    sudo ufw allow from 16.32.64.128 to any port 22
  4. To allow Ravencoin traffic:
    sudo ufw allow 8767 comment 'Ravencoin'
    You can preview the results using:
    sudo ufw status verbose 
    
    Example output: 
    To                         Action      From
    --                         ------      ----
    22/tcp                     LIMIT IN    Anywhere
    8767                       ALLOW IN    Anywhere             # Ravencoin
    22/tcp (v6)                LIMIT IN    Anywhere (v6)             
    8767 (v6)                  ALLOW IN    Anywhere (v6)        # Ravencoin  
  5. Enable Firewall:
    sudo ufw enable
  6. To make it a bit more difficult for someone trying to brute force his way in. We are going to give timeouts when the login password was wrong 5 times using Fail2Ban:
    sudo apt install fail2ban
    To see the banlist:
    sudo fail2ban-client status 
    
    Example output:
     Status|- Number of jail:    1
    `- Jail list:    sshd

Final checks

Ok, time for final checks to make sure peers can connect to you. To see if the port is working you can enter your public IP address and port 8767 at https://ping.eu/port-chk/ .

You can also connect to your node using a wallet on a different pc. In raven core, go to: help>debug window>console and type:

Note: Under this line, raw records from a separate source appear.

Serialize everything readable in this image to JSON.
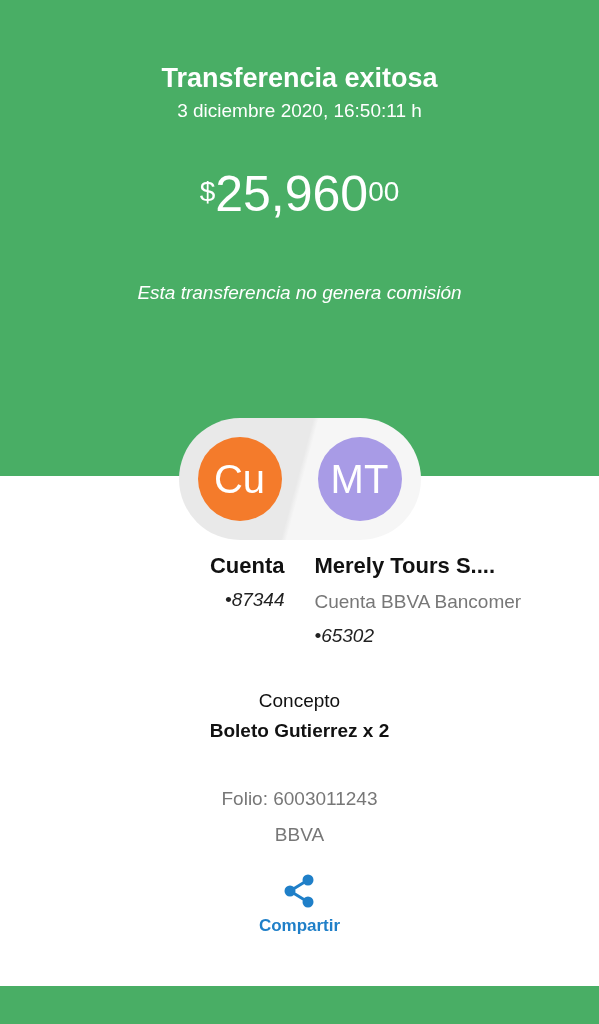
{
  "header": {
    "title": "Transferencia exitosa",
    "datetime": "3 diciembre 2020, 16:50:11 h",
    "amount": {
      "currency": "$",
      "whole": "25,960",
      "cents": "00"
    },
    "note": "Esta transferencia no genera comisión"
  },
  "parties": [
    {
      "initials": "Cu",
      "color": "#f47b2b",
      "name": "Cuenta",
      "account": "•87344"
    },
    {
      "initials": "MT",
      "color": "#a89be6",
      "name": "Merely Tours S....",
      "bank": "Cuenta BBVA Bancomer",
      "account": "•65302"
    }
  ],
  "concept": {
    "label": "Concepto",
    "value": "Boleto Gutierrez x 2"
  },
  "folio": "Folio: 6003011243",
  "bank": "BBVA",
  "share": {
    "label": "Compartir"
  }
}
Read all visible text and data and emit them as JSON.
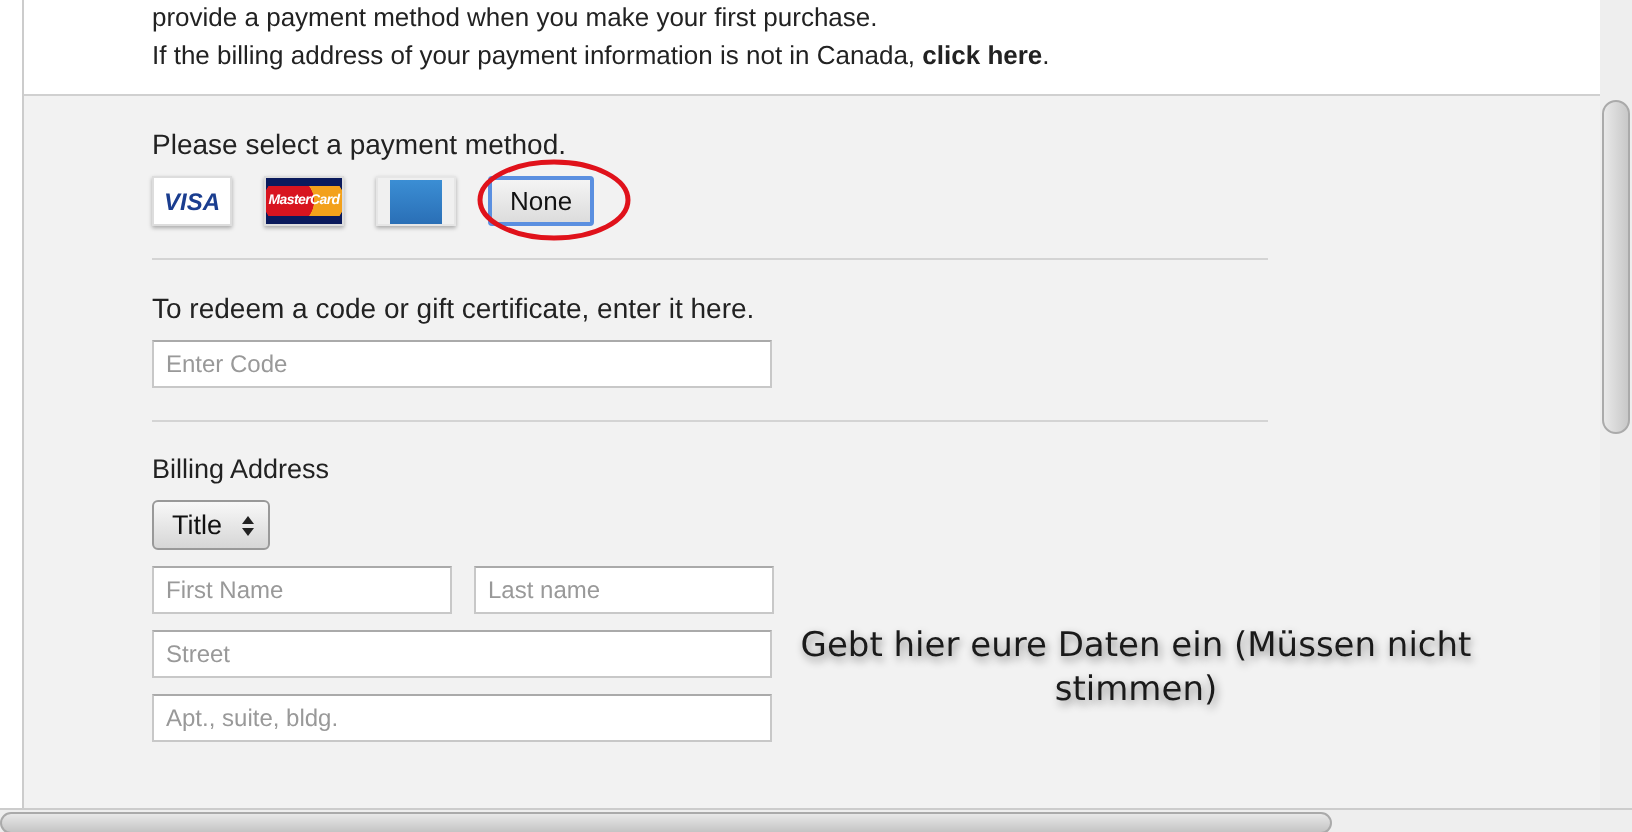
{
  "intro": {
    "line_1": "provide a payment method when you make your first purchase.",
    "line_2": "If the billing address of your payment information is not in Canada, **click here**."
  },
  "payment": {
    "label": "Please select a payment method.",
    "methods": [
      {
        "kind": "visa",
        "label": "VISA",
        "selected": false
      },
      {
        "kind": "mastercard",
        "label": "MasterCard",
        "selected": false
      },
      {
        "kind": "amex",
        "selected": false
      },
      {
        "kind": "none",
        "label": "None",
        "selected": true
      }
    ]
  },
  "redeem": {
    "label": "To redeem a code or gift certificate, enter it here.",
    "placeholder": "Enter Code"
  },
  "billing": {
    "heading": "Billing Address",
    "title_select": "Title",
    "first_name": {
      "placeholder": "First Name"
    },
    "last_name": {
      "placeholder": "Last name"
    },
    "street": {
      "placeholder": "Street"
    },
    "apt": {
      "placeholder": "Apt., suite, bldg."
    }
  },
  "annotation": {
    "text": "Gebt hier eure Daten ein (Müssen nicht stimmen)"
  }
}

addnode YOUR_PUBLIC_IP:8767 add
On your Raspberry Pi you can check whether you see incoming connections:
netstat | grep :8767
Output example:
tcp  0  0 10.0.0.137:60954  ec2-18-202-73-87.e:8767 ESTABLISHED
tcp  0  0 10.0.0.137:8767   185.212.171.218:54128   ESTABLISHED
tcp  0  0 10.0.0.137:59318  ec2-34-250-168-91.:8767 ESTABLISHED
tcp  0  0 10.0.0.137:33302  pool-71-121-144-13:8767 ESTABLISHED
tcp  0  0 10.0.0.137:8767   62-165-213-161.po:58887 ESTABLISHED
tcp  0  0 10.0.0.137:47502  075-177-011-096.re:8767 ESTABLISHED
tcp  0  0 10.0.0.137:44608  ec2-52-26-83-116.u:8767 ESTABLISHED
tcp  0  0 10.0.0.137:58040  ecs-114-115-175-41:8767 ESTABLISHED
tcp  0  0 10.0.0.137:58112  c-73-37-220-84.hsd:8767 ESTABLISHED

Connections using port:8767 on the left side are incoming connections.

What do to after a reboot

I did not take you through steps that would make the node automatically start when you (re)boot your Raspberry Pi. In the case this does happen, execute the following commands to get everything back up:
 sudo iwconfig wlan0 power off 
 ravend & 

If you do like to have these commands executed during startup, you can follow the example given here, you only need to add an extra line ravend & in step 3.


And there you go, a full node on a Raspberry Pi! :)

Thanks to [@]Name#8397 and [@]Mapple#3283 (Discord handles) for giving valuable feedback. And [@]Under#7846 for sharing some thoughts on the static release and configuration settings.